## The problem:
Down to the final line, return the records unchanged.

[Items from an interface collection]

════════

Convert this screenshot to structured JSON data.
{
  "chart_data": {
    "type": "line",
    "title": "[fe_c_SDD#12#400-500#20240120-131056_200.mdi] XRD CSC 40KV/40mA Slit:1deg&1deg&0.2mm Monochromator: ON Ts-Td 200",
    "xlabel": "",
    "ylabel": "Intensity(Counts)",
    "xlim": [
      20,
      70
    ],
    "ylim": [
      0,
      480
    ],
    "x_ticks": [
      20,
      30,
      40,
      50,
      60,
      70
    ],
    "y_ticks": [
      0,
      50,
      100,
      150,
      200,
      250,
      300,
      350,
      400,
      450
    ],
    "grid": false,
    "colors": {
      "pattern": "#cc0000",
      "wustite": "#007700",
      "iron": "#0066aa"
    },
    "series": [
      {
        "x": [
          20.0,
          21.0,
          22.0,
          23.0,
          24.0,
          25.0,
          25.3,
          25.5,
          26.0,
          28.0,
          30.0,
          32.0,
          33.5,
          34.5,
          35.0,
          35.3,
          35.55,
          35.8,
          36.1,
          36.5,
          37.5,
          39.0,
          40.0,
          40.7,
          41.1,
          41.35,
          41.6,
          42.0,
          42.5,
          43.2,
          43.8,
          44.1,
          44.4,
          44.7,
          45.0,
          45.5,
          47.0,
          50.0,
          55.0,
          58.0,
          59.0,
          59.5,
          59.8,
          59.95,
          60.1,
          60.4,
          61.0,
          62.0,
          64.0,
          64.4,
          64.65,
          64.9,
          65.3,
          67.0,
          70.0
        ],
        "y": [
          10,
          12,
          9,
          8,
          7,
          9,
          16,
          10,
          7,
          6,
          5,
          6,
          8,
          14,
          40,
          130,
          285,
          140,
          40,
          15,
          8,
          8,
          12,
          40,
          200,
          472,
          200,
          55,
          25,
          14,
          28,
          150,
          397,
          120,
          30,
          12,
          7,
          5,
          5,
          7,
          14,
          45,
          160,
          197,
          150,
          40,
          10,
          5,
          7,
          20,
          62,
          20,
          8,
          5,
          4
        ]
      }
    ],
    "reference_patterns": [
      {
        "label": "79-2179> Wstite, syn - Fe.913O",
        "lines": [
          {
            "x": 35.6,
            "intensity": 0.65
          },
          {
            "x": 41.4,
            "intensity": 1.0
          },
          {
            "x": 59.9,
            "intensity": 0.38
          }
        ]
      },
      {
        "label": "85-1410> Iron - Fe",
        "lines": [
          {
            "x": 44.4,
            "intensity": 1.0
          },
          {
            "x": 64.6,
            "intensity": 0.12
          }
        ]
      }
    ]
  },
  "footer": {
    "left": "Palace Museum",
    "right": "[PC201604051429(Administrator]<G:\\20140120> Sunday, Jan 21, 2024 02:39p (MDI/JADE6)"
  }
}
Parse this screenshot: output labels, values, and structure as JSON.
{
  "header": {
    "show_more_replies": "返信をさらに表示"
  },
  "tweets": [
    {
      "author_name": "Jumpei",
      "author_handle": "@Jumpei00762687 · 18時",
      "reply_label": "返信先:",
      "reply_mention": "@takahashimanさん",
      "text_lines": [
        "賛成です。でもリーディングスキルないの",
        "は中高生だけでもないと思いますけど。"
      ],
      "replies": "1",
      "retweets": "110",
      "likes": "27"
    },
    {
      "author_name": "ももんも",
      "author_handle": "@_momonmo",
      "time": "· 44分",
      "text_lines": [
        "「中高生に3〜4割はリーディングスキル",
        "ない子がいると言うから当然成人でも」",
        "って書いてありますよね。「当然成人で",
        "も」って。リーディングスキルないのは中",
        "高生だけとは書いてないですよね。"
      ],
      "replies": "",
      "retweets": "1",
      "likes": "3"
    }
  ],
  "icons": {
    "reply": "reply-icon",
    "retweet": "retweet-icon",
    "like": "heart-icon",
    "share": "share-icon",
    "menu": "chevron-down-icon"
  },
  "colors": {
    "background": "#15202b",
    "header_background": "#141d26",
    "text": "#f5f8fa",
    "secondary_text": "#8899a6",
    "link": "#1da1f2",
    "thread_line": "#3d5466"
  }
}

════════

## Expected answer:
Convert this screenshot to structured JSON data.
{
  "chart_data": {
    "type": "line",
    "title": "[fe_c_SDD#12#400-500#20240120-131056_200.mdi] XRD CSC 40KV/40mA Slit:1deg&1deg&0.2mm Monochromator: ON Ts-Td 200",
    "xlabel": "",
    "ylabel": "Intensity(Counts)",
    "xlim": [
      20,
      70
    ],
    "ylim": [
      0,
      480
    ],
    "x_ticks": [
      20,
      30,
      40,
      50,
      60,
      70
    ],
    "y_ticks": [
      0,
      50,
      100,
      150,
      200,
      250,
      300,
      350,
      400,
      450
    ],
    "grid": false,
    "colors": {
      "pattern": "#cc0000",
      "wustite": "#007700",
      "iron": "#0066aa"
    },
    "series": [
      {
        "x": [
          20.0,
          21.0,
          22.0,
          23.0,
          24.0,
          25.0,
          25.3,
          25.5,
          26.0,
          28.0,
          30.0,
          32.0,
          33.5,
          34.5,
          35.0,
          35.3,
          35.55,
          35.8,
          36.1,
          36.5,
          37.5,
          39.0,
          40.0,
          40.7,
          41.1,
          41.35,
          41.6,
          42.0,
          42.5,
          43.2,
          43.8,
          44.1,
          44.4,
          44.7,
          45.0,
          45.5,
          47.0,
          50.0,
          55.0,
          58.0,
          59.0,
          59.5,
          59.8,
          59.95,
          60.1,
          60.4,
          61.0,
          62.0,
          64.0,
          64.4,
          64.65,
          64.9,
          65.3,
          67.0,
          70.0
        ],
        "y": [
          10,
          12,
          9,
          8,
          7,
          9,
          16,
          10,
          7,
          6,
          5,
          6,
          8,
          14,
          40,
          130,
          285,
          140,
          40,
          15,
          8,
          8,
          12,
          40,
          200,
          472,
          200,
          55,
          25,
          14,
          28,
          150,
          397,
          120,
          30,
          12,
          7,
          5,
          5,
          7,
          14,
          45,
          160,
          197,
          150,
          40,
          10,
          5,
          7,
          20,
          62,
          20,
          8,
          5,
          4
        ]
      }
    ],
    "reference_patterns": [
      {
        "label": "79-2179> Wstite, syn - Fe.913O",
        "lines": [
          {
            "x": 35.6,
            "intensity": 0.65
          },
          {
            "x": 41.4,
            "intensity": 1.0
          },
          {
            "x": 59.9,
            "intensity": 0.38
          }
        ]
      },
      {
        "label": "85-1410> Iron - Fe",
        "lines": [
          {
            "x": 44.4,
            "intensity": 1.0
          },
          {
            "x": 64.6,
            "intensity": 0.12
          }
        ]
      }
    ]
  },
  "footer": {
    "left": "Palace Museum",
    "right": "[PC201604051429(Administrator]<G:\\20140120> Sunday, Jan 21, 2024 02:39p (MDI/JADE6)"
  }
}
Parse this screenshot: output labels, values, and structure as JSON.
{
  "header": {
    "show_more_replies": "返信をさらに表示"
  },
  "tweets": [
    {
      "author_name": "Jumpei",
      "author_handle": "@Jumpei00762687 · 18時",
      "reply_label": "返信先:",
      "reply_mention": "@takahashimanさん",
      "text_lines": [
        "賛成です。でもリーディングスキルないの",
        "は中高生だけでもないと思いますけど。"
      ],
      "replies": "1",
      "retweets": "110",
      "likes": "27"
    },
    {
      "author_name": "ももんも",
      "author_handle": "@_momonmo",
      "time": "· 44分",
      "text_lines": [
        "「中高生に3〜4割はリーディングスキル",
        "ない子がいると言うから当然成人でも」",
        "って書いてありますよね。「当然成人で",
        "も」って。リーディングスキルないのは中",
        "高生だけとは書いてないですよね。"
      ],
      "replies": "",
      "retweets": "1",
      "likes": "3"
    }
  ],
  "icons": {
    "reply": "reply-icon",
    "retweet": "retweet-icon",
    "like": "heart-icon",
    "share": "share-icon",
    "menu": "chevron-down-icon"
  },
  "colors": {
    "background": "#15202b",
    "header_background": "#141d26",
    "text": "#f5f8fa",
    "secondary_text": "#8899a6",
    "link": "#1da1f2",
    "thread_line": "#3d5466"
  }
}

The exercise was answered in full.